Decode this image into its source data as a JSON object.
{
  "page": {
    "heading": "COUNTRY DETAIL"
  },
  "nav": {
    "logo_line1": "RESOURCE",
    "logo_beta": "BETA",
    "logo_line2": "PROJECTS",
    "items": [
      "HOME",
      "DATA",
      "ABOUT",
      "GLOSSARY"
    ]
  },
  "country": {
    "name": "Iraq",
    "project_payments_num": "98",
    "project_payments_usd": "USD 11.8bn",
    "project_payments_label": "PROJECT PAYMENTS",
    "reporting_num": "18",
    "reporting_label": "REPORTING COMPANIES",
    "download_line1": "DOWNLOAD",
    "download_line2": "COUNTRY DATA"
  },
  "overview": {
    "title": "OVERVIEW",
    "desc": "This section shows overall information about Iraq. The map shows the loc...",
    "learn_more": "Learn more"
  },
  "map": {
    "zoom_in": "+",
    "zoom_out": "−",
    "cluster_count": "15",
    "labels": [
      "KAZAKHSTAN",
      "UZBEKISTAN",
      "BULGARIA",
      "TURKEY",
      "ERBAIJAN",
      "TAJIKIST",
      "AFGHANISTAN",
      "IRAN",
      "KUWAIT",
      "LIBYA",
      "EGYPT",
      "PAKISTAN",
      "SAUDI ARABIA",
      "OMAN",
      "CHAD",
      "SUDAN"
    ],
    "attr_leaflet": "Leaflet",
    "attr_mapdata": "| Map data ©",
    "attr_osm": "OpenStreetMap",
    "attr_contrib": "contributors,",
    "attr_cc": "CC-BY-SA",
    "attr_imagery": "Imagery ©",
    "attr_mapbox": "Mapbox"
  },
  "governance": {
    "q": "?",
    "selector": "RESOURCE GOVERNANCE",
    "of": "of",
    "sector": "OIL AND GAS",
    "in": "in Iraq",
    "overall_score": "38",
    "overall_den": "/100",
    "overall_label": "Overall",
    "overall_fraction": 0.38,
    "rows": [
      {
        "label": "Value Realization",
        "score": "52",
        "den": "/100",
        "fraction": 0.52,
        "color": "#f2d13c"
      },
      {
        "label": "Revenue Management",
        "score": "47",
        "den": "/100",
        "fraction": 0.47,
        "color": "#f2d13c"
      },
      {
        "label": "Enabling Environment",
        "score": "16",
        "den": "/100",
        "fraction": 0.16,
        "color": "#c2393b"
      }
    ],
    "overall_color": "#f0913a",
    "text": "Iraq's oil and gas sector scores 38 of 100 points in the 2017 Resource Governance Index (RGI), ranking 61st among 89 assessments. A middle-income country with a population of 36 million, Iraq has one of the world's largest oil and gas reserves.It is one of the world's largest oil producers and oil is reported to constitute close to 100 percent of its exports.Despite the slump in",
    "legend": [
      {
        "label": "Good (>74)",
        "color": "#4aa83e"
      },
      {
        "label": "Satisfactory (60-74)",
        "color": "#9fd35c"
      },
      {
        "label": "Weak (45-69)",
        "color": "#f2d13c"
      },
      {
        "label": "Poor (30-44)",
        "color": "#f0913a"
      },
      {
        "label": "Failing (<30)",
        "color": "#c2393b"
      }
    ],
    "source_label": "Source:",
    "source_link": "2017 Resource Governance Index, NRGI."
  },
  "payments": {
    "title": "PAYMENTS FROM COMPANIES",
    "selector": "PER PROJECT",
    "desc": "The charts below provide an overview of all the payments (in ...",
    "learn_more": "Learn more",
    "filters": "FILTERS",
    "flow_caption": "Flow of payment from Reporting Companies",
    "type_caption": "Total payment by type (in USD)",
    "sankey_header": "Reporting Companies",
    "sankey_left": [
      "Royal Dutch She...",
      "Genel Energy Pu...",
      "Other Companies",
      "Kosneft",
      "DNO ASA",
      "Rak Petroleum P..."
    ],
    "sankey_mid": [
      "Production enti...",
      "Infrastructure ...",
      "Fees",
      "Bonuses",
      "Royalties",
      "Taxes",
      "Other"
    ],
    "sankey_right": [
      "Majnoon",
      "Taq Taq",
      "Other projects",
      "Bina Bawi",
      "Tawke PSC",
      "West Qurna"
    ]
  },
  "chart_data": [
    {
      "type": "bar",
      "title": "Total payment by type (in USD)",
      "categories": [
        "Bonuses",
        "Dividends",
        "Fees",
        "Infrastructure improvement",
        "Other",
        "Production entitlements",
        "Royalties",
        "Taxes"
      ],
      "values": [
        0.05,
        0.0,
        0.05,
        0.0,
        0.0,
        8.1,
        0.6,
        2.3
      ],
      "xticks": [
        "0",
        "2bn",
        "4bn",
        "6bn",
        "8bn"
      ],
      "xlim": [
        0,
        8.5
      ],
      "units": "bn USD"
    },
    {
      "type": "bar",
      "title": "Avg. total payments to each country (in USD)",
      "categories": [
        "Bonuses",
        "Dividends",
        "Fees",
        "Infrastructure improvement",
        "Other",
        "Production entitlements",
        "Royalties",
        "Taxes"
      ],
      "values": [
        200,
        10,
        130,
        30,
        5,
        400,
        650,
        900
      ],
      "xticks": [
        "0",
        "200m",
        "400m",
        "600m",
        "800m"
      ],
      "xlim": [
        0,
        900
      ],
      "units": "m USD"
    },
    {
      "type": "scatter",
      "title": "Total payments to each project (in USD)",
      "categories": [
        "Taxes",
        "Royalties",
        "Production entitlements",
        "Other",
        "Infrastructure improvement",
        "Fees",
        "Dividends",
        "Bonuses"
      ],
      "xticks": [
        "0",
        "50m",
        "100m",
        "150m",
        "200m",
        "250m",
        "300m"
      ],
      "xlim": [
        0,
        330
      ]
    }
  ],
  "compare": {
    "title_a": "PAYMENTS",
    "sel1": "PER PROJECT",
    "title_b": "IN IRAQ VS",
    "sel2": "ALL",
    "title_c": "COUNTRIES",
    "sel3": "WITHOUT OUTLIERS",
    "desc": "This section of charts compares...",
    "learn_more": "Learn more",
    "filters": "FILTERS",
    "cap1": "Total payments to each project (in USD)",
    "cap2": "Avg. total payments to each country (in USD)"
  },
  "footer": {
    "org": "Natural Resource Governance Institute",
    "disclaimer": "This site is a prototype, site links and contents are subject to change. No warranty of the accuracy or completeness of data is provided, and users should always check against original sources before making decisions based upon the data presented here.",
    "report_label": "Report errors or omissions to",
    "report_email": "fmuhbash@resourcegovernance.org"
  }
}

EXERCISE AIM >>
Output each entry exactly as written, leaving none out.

FINAL ANSWER >>
Decode this image into its source data as a JSON object.
{
  "page": {
    "heading": "COUNTRY DETAIL"
  },
  "nav": {
    "logo_line1": "RESOURCE",
    "logo_beta": "BETA",
    "logo_line2": "PROJECTS",
    "items": [
      "HOME",
      "DATA",
      "ABOUT",
      "GLOSSARY"
    ]
  },
  "country": {
    "name": "Iraq",
    "project_payments_num": "98",
    "project_payments_usd": "USD 11.8bn",
    "project_payments_label": "PROJECT PAYMENTS",
    "reporting_num": "18",
    "reporting_label": "REPORTING COMPANIES",
    "download_line1": "DOWNLOAD",
    "download_line2": "COUNTRY DATA"
  },
  "overview": {
    "title": "OVERVIEW",
    "desc": "This section shows overall information about Iraq. The map shows the loc...",
    "learn_more": "Learn more"
  },
  "map": {
    "zoom_in": "+",
    "zoom_out": "−",
    "cluster_count": "15",
    "labels": [
      "KAZAKHSTAN",
      "UZBEKISTAN",
      "BULGARIA",
      "TURKEY",
      "ERBAIJAN",
      "TAJIKIST",
      "AFGHANISTAN",
      "IRAN",
      "KUWAIT",
      "LIBYA",
      "EGYPT",
      "PAKISTAN",
      "SAUDI ARABIA",
      "OMAN",
      "CHAD",
      "SUDAN"
    ],
    "attr_leaflet": "Leaflet",
    "attr_mapdata": "| Map data ©",
    "attr_osm": "OpenStreetMap",
    "attr_contrib": "contributors,",
    "attr_cc": "CC-BY-SA",
    "attr_imagery": "Imagery ©",
    "attr_mapbox": "Mapbox"
  },
  "governance": {
    "q": "?",
    "selector": "RESOURCE GOVERNANCE",
    "of": "of",
    "sector": "OIL AND GAS",
    "in": "in Iraq",
    "overall_score": "38",
    "overall_den": "/100",
    "overall_label": "Overall",
    "overall_fraction": 0.38,
    "rows": [
      {
        "label": "Value Realization",
        "score": "52",
        "den": "/100",
        "fraction": 0.52,
        "color": "#f2d13c"
      },
      {
        "label": "Revenue Management",
        "score": "47",
        "den": "/100",
        "fraction": 0.47,
        "color": "#f2d13c"
      },
      {
        "label": "Enabling Environment",
        "score": "16",
        "den": "/100",
        "fraction": 0.16,
        "color": "#c2393b"
      }
    ],
    "overall_color": "#f0913a",
    "text": "Iraq's oil and gas sector scores 38 of 100 points in the 2017 Resource Governance Index (RGI), ranking 61st among 89 assessments. A middle-income country with a population of 36 million, Iraq has one of the world's largest oil and gas reserves.It is one of the world's largest oil producers and oil is reported to constitute close to 100 percent of its exports.Despite the slump in",
    "legend": [
      {
        "label": "Good (>74)",
        "color": "#4aa83e"
      },
      {
        "label": "Satisfactory (60-74)",
        "color": "#9fd35c"
      },
      {
        "label": "Weak (45-69)",
        "color": "#f2d13c"
      },
      {
        "label": "Poor (30-44)",
        "color": "#f0913a"
      },
      {
        "label": "Failing (<30)",
        "color": "#c2393b"
      }
    ],
    "source_label": "Source:",
    "source_link": "2017 Resource Governance Index, NRGI."
  },
  "payments": {
    "title": "PAYMENTS FROM COMPANIES",
    "selector": "PER PROJECT",
    "desc": "The charts below provide an overview of all the payments (in ...",
    "learn_more": "Learn more",
    "filters": "FILTERS",
    "flow_caption": "Flow of payment from Reporting Companies",
    "type_caption": "Total payment by type (in USD)",
    "sankey_header": "Reporting Companies",
    "sankey_left": [
      "Royal Dutch She...",
      "Genel Energy Pu...",
      "Other Companies",
      "Kosneft",
      "DNO ASA",
      "Rak Petroleum P..."
    ],
    "sankey_mid": [
      "Production enti...",
      "Infrastructure ...",
      "Fees",
      "Bonuses",
      "Royalties",
      "Taxes",
      "Other"
    ],
    "sankey_right": [
      "Majnoon",
      "Taq Taq",
      "Other projects",
      "Bina Bawi",
      "Tawke PSC",
      "West Qurna"
    ]
  },
  "chart_data": [
    {
      "type": "bar",
      "title": "Total payment by type (in USD)",
      "categories": [
        "Bonuses",
        "Dividends",
        "Fees",
        "Infrastructure improvement",
        "Other",
        "Production entitlements",
        "Royalties",
        "Taxes"
      ],
      "values": [
        0.05,
        0.0,
        0.05,
        0.0,
        0.0,
        8.1,
        0.6,
        2.3
      ],
      "xticks": [
        "0",
        "2bn",
        "4bn",
        "6bn",
        "8bn"
      ],
      "xlim": [
        0,
        8.5
      ],
      "units": "bn USD"
    },
    {
      "type": "bar",
      "title": "Avg. total payments to each country (in USD)",
      "categories": [
        "Bonuses",
        "Dividends",
        "Fees",
        "Infrastructure improvement",
        "Other",
        "Production entitlements",
        "Royalties",
        "Taxes"
      ],
      "values": [
        200,
        10,
        130,
        30,
        5,
        400,
        650,
        900
      ],
      "xticks": [
        "0",
        "200m",
        "400m",
        "600m",
        "800m"
      ],
      "xlim": [
        0,
        900
      ],
      "units": "m USD"
    },
    {
      "type": "scatter",
      "title": "Total payments to each project (in USD)",
      "categories": [
        "Taxes",
        "Royalties",
        "Production entitlements",
        "Other",
        "Infrastructure improvement",
        "Fees",
        "Dividends",
        "Bonuses"
      ],
      "xticks": [
        "0",
        "50m",
        "100m",
        "150m",
        "200m",
        "250m",
        "300m"
      ],
      "xlim": [
        0,
        330
      ]
    }
  ],
  "compare": {
    "title_a": "PAYMENTS",
    "sel1": "PER PROJECT",
    "title_b": "IN IRAQ VS",
    "sel2": "ALL",
    "title_c": "COUNTRIES",
    "sel3": "WITHOUT OUTLIERS",
    "desc": "This section of charts compares...",
    "learn_more": "Learn more",
    "filters": "FILTERS",
    "cap1": "Total payments to each project (in USD)",
    "cap2": "Avg. total payments to each country (in USD)"
  },
  "footer": {
    "org": "Natural Resource Governance Institute",
    "disclaimer": "This site is a prototype, site links and contents are subject to change. No warranty of the accuracy or completeness of data is provided, and users should always check against original sources before making decisions based upon the data presented here.",
    "report_label": "Report errors or omissions to",
    "report_email": "fmuhbash@resourcegovernance.org"
  }
}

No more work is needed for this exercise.